[discuss] rootservers

Carlos A. Afonso ca at cafonso.ca
Mon Feb 24 15:36:52 UTC 2014

I agree with Steve, but the list also shows that out of 250 ccTLDs 149 
do not have any server in their territories - so they did not even get 
to the beginning of the discussion :)


On 02/24/2014 12:38 PM, Steve Crocker wrote:
> Marilyn, et al,
> Thanks.  Two comments about root servers…
> 1. A list of which countries have root servers and which do not is
> the beginning but not the end of the discussion.  The technical
> question is whether a locale is being served well enough.  "Well
> enough" is usually measured in terms of delay to get an answer to a
> look up, e.g. 89 milliseconds, and reliability, e.g. answers are
> received 99.923% of the time.  (Both of the numbers in the previous
> sentence are illustrative and not related to any actual measurement.
> I made them up as I typed.)  On the other hand, many people seem
> concerned with political questions, e.g. which countries are
> important enough to have root servers.  It would help the discussion
> to know what questions are being asked.  The list of root server
> locations may or may not be relevant.
> 2. The root zone is just the top level of the DNS hierarchy.  After
> receiving an answer from a root zone server, the resolver then has to
> make another query to the TLD's name server.  If the TLD's name
> server is far away, slow or not responding, having a local copy of
> the root zone isn't much help.  As a practical matter, it maybe
> *much* better to have a local copy of the .com zone than the root
> zone.
> Steve
> On Feb 24, 2014, at 10:26 AM, Marilyn Cade <marilynscade at hotmail.com>
> wrote:
>> David is right, but this was probably an unintended change in
>> 'terminology'. So, we still should call a root server, as it is a
>> root server. :-)
>> I will just make a comment about definitions and terminology. While
>> not alone in this challenge, within the Business Constituency
>> @ICANN, we found that we had to devote time to creating an "acronym
>> buster" [sorry for the slang terminology], in order to decode the
>> vast number of terms, and abbreviations.
>> Others have undertaken similar challenging tasks, but creating new
>> labels for existing functions/things which are well entrenched in a
>> lot of materials and working activities will to me delay our
>> ability to focus on challenging work.
>> Pasted here from David Conrad's response: "It might also be useful
>> to observe that a common technique at larger ISPs and other
>> resolver operators is to mirror the root zone into their resolvers,
>> thereby removing the need of those resolvers to actually query the
>> root servers.  As such, those resolvers could be considered to be a
>> form of root name servers as well.
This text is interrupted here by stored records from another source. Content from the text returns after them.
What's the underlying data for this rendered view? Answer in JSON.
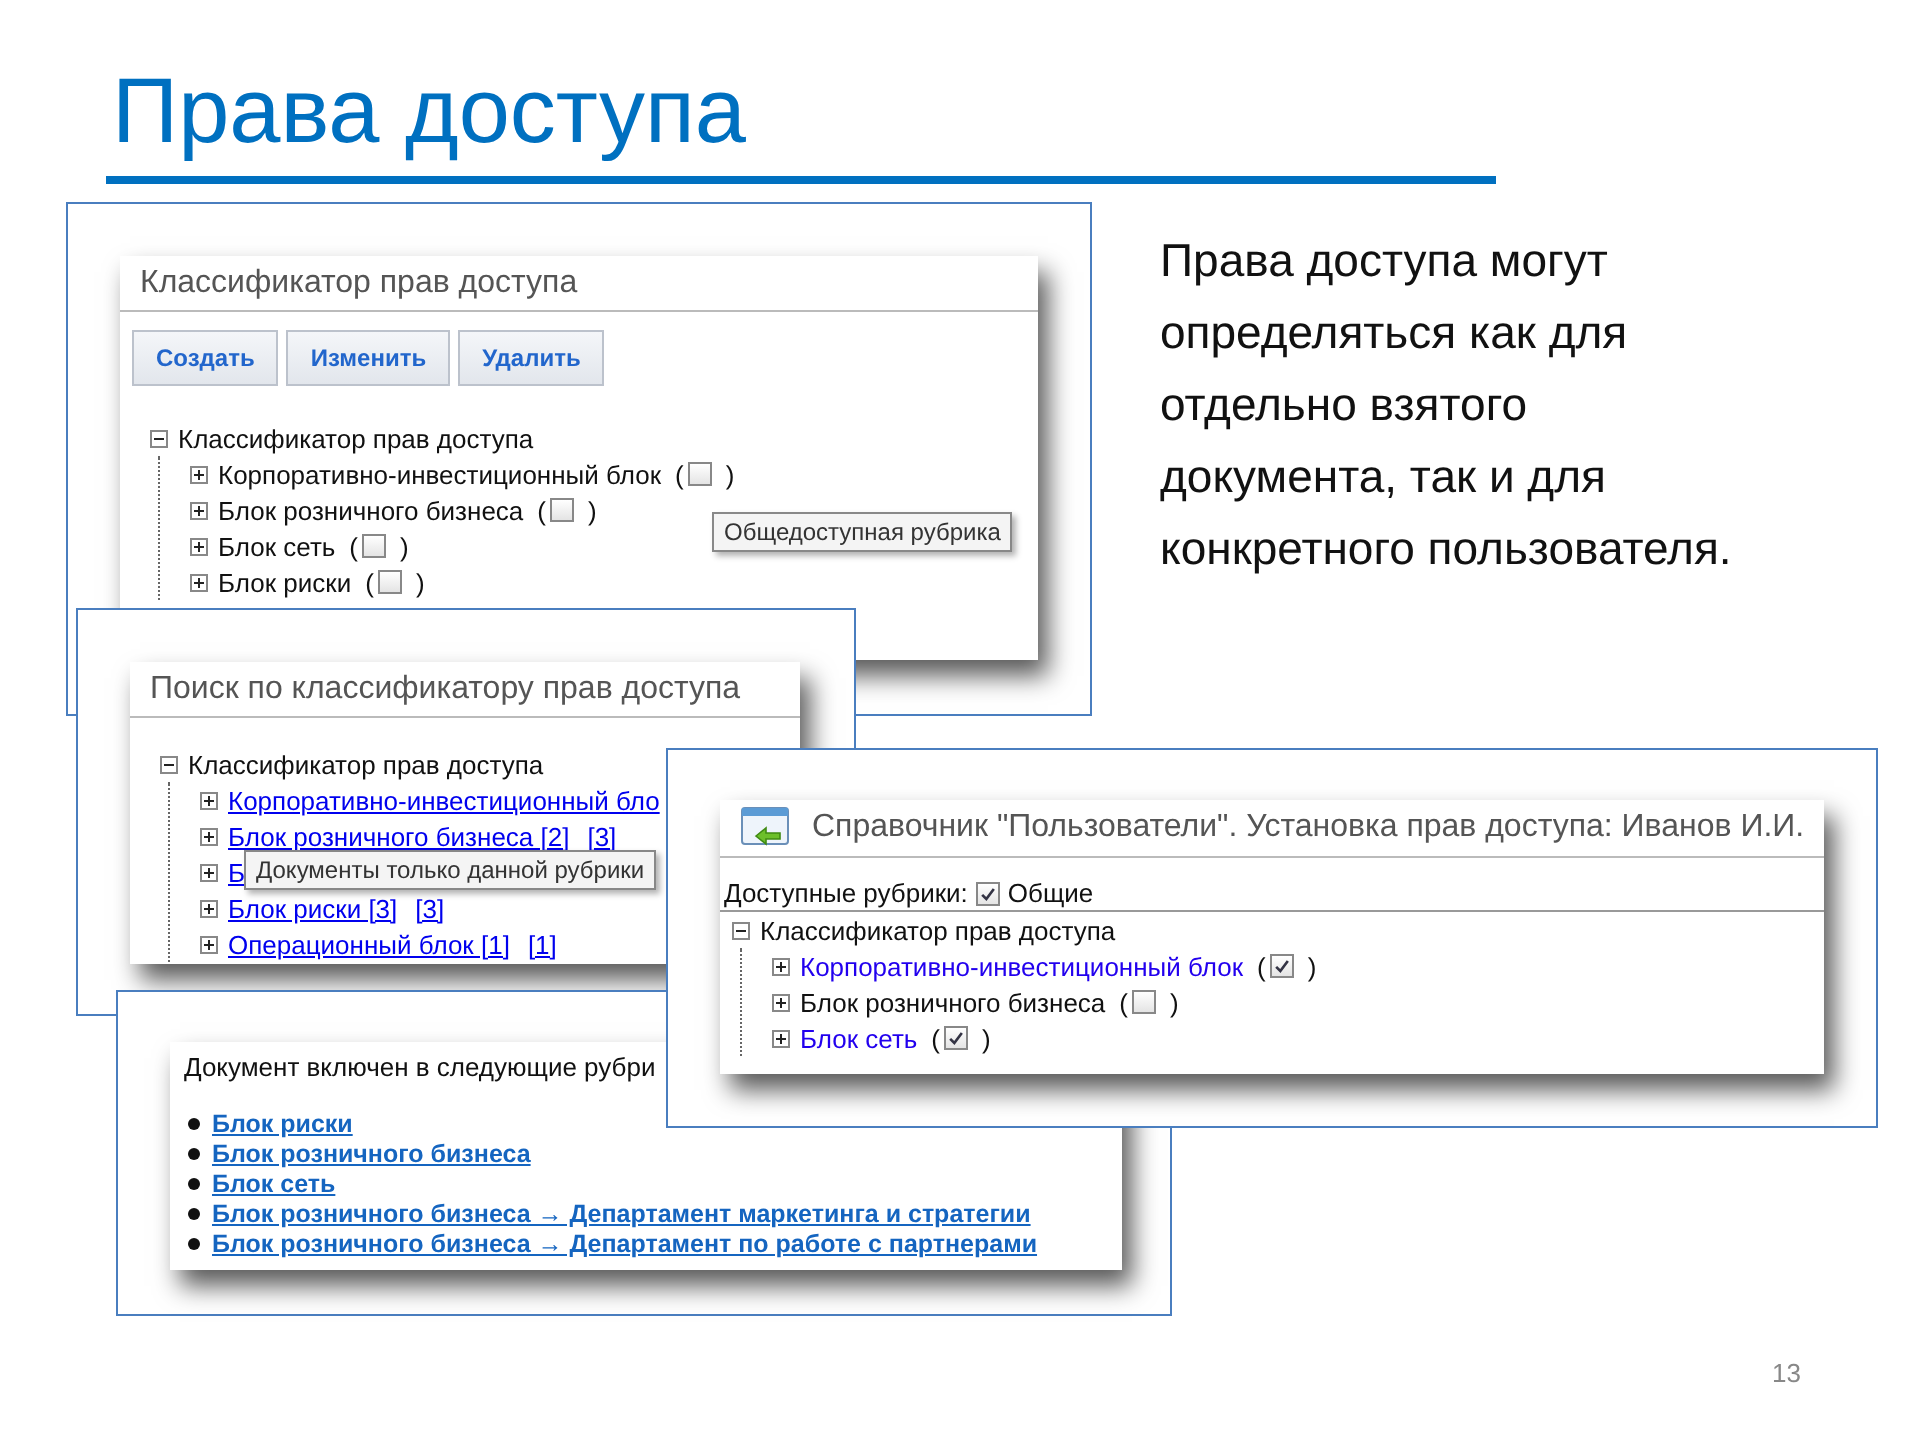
{
  "slide": {
    "title": "Права доступа",
    "text": "Права доступа могут определяться как для отдельно взятого документа, так и для конкретного пользователя.",
    "page_number": "13"
  },
  "classifier_window": {
    "title": "Классификатор прав доступа",
    "buttons": [
      "Создать",
      "Изменить",
      "Удалить"
    ],
    "tooltip": "Общедоступная рубрика",
    "tree": {
      "label": "Классификатор прав доступа",
      "expanded": true,
      "children": [
        {
          "label": "Корпоративно-инвестиционный блок",
          "open": "(",
          "close": ")",
          "expanded": false,
          "checked": false
        },
        {
          "label": "Блок розничного бизнеса",
          "open": "(",
          "close": ")",
          "expanded": false,
          "checked": false
        },
        {
          "label": "Блок сеть",
          "open": "(",
          "close": ")",
          "expanded": false,
          "checked": false
        },
        {
          "label": "Блок риски",
          "open": "(",
          "close": ")",
          "expanded": false,
          "checked": false
        }
      ]
    }
  },
  "search_window": {
    "title": "Поиск по классификатору прав доступа",
    "tree": {
      "label": "Классификатор прав доступа",
      "expanded": true,
      "children": [
        {
          "label": "Корпоративно-инвестиционный бло",
          "expanded": false
        },
        {
          "label": "Блок розничного бизнеса [2]",
          "count": "[3]",
          "expanded": false
        },
        {
          "label": "Б",
          "expanded": false,
          "tooltip": "Документы только данной рубрики"
        },
        {
          "label": "Блок риски [3]",
          "count": "[3]",
          "expanded": false
        },
        {
          "label": "Операционный блок [1]",
          "count": "[1]",
          "expanded": false
        }
      ]
    }
  },
  "document_window": {
    "intro": "Документ включен в следующие рубри",
    "links": [
      "Блок риски",
      "Блок розничного бизнеса",
      "Блок сеть",
      "Блок розничного бизнеса → Департамент маркетинга и стратегии",
      "Блок розничного бизнеса → Департамент по работе с партнерами"
    ]
  },
  "users_window": {
    "title": "Справочник \"Пользователи\". Установка прав доступа: Иванов И.И.",
    "available_label": "Доступные рубрики:",
    "common": {
      "label": "Общие",
      "checked": true
    },
    "tree": {
      "label": "Классификатор прав доступа",
      "expanded": true,
      "children": [
        {
          "label": "Корпоративно-инвестиционный блок",
          "open": "(",
          "close": ")",
          "expanded": false,
          "checked": true
        },
        {
          "label": "Блок розничного бизнеса",
          "open": "(",
          "close": ")",
          "expanded": false,
          "checked": false
        },
        {
          "label": "Блок сеть",
          "open": "(",
          "close": ")",
          "expanded": false,
          "checked": true
        }
      ]
    }
  }
}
Of course, it is a bit
>> challenging to identify which resolvers actually do this
>> mirroring..."
>> I support David's comment about the function of the larger ISPs and
>> web hosting companies, and actually even very large corporations
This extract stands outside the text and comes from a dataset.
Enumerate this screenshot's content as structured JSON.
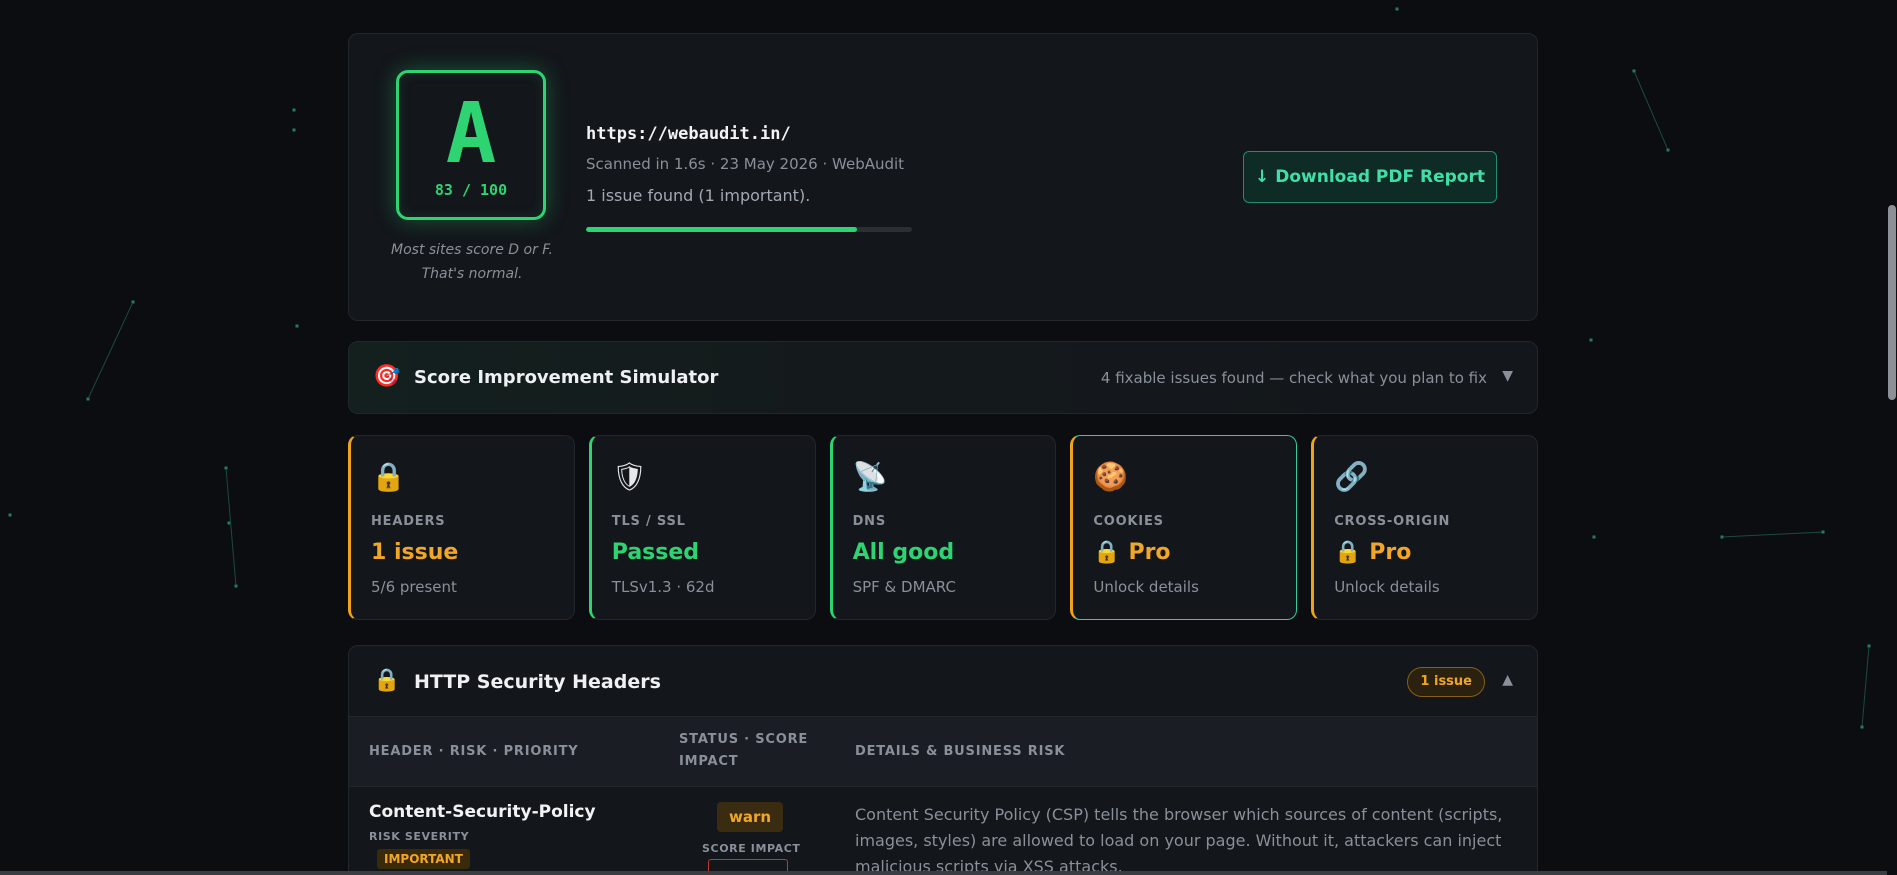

>> that are NOT ISPs or networking companies, but who operate huge
>> networks that may serve business functions -- for instance, many
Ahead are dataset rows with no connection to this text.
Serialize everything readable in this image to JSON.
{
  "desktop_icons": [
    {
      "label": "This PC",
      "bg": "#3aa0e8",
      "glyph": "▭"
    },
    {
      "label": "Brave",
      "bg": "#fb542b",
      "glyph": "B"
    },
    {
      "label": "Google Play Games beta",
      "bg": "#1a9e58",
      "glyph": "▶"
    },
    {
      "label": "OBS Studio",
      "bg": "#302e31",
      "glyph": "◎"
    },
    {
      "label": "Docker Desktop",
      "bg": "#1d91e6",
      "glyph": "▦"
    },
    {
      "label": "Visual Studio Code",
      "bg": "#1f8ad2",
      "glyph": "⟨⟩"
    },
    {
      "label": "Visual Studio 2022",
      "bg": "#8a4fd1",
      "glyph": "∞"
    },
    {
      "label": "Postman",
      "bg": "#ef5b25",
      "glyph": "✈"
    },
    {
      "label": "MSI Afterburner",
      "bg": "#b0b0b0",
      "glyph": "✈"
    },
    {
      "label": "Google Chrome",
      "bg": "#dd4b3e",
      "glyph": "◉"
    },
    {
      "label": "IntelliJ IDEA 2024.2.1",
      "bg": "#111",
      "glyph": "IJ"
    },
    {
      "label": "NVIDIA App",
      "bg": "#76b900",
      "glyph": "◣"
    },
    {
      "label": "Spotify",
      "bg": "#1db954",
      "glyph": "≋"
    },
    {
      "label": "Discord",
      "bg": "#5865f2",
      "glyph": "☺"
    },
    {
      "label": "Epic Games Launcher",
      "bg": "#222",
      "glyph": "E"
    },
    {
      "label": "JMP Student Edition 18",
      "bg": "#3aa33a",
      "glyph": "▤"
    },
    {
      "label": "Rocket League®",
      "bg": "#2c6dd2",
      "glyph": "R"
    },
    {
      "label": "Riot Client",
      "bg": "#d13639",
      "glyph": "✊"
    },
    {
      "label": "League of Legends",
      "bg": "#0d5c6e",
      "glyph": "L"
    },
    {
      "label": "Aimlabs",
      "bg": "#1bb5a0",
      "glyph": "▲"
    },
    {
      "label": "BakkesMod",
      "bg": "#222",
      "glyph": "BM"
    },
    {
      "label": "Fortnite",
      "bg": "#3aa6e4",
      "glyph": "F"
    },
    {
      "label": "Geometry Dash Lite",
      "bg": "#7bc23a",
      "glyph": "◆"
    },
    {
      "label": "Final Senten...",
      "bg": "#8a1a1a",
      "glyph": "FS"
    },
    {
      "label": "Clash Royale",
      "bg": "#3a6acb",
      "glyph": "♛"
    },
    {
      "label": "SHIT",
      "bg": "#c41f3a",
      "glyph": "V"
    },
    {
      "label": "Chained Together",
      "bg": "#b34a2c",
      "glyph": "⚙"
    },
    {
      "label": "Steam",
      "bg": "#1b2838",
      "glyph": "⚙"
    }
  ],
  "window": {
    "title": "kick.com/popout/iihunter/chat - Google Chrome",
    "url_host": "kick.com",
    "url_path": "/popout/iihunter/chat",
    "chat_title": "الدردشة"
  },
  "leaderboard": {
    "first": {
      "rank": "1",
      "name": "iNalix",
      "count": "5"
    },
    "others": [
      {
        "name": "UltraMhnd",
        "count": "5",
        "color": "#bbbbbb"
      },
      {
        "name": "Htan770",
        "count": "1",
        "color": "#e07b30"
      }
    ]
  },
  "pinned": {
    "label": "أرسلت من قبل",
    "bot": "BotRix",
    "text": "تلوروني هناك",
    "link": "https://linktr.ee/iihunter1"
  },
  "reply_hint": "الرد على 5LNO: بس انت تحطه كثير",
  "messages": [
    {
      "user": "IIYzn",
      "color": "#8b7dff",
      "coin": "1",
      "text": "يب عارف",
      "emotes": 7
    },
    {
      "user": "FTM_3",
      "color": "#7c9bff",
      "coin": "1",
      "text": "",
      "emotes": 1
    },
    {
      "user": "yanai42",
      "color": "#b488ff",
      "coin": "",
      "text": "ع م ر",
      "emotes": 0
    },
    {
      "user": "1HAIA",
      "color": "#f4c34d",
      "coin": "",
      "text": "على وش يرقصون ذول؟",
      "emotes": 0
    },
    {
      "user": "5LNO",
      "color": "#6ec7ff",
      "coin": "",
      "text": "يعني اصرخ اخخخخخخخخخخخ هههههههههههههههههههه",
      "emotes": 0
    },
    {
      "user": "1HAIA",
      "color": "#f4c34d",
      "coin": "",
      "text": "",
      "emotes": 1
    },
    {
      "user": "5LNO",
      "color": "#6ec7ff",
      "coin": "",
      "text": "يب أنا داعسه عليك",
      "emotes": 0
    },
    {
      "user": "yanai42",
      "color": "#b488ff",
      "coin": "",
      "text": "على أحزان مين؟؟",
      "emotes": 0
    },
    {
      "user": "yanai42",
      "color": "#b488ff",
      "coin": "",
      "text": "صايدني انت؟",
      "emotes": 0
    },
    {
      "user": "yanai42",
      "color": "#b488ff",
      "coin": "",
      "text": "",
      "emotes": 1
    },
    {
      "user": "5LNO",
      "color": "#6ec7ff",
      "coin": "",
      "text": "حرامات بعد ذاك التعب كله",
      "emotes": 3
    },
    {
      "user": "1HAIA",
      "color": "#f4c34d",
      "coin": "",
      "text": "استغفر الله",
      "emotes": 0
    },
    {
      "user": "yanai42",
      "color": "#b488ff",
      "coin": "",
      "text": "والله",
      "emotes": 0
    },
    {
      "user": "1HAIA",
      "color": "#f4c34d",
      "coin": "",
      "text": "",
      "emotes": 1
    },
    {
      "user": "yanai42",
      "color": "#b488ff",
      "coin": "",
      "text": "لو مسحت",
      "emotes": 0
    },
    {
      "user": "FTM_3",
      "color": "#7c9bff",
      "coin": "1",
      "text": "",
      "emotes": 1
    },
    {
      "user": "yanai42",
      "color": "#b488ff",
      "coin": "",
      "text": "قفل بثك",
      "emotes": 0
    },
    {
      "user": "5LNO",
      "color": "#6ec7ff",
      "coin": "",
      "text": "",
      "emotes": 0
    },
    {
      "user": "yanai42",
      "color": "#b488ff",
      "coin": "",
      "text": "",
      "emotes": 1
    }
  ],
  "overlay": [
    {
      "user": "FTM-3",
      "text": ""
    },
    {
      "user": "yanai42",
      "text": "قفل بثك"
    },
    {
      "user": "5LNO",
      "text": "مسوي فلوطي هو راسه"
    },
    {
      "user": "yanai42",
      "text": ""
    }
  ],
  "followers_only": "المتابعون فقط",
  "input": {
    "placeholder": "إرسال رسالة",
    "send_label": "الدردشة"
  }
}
>> banks, in many part of the world, operate secure networks, and so
>> they may also be mirroring the root zone in their resolvers.
>> However, while the resolver  performs that function, I wouldn't
>> call them a root server, but would agree with David's statement
>> overall.
>> It is interesting to me that we are talking about this, and I feel
>> lucky that really informed and experienced contributors are
>> contributing.
>> Marilyn Cade
>> Sent from my iPad
>>> On Feb 24, 2014, at 11:44 AM, "David Conrad"
>>> <drc at virtualized.org> wrote:
>>> Elisabeth,
>>>> On Feb 24, 2014, at 12:10 PM, Elisabeth Blanconil
>>>> <info at vgnic.org> wrote: Here is the distribution of the 365 top
>>>> zone name servers (root servers)
>>> I suspect creating a new term for the root name servers is
>>> unlikely to be helpful to anyone.
>>>> made available by the two VGNICs I know of (ICANN/IANA and
>>>> ORSN).
>>> What's a "VGNIC"?  I presume it is not the Network Information
>>> Center for the British Virgin Island (a la JPNIC, CNNIC, KRNIC,
>>> TWNIC, etc).
>>>> They are broken down per countries as follows:
>>> A graphical representation of root name server instance
>>> distribution can be found at:
>>> http://www.root-servers.org
>>> (Note that the location of the "B" root name server instance is
>>> not in the South Atlantic just off the coast of western Africa
>>> (Lat: 0, Lon: 0), but in Los Angeles, US).
>>> Regards, -drc
>>> _______________________________________________ discuss mailing
>>> list discuss at 1net.org
>>> http://1net-mail.1net.org/mailman/listinfo/discuss
>> _______________________________________________ discuss mailing
>> list discuss at 1net.org
>> http://1net-mail.1net.org/mailman/listinfo/discuss
> _______________________________________________ discuss mailing list
> discuss at 1net.org http://1net-mail.1net.org/mailman/listinfo/discuss

More information about the discuss mailing list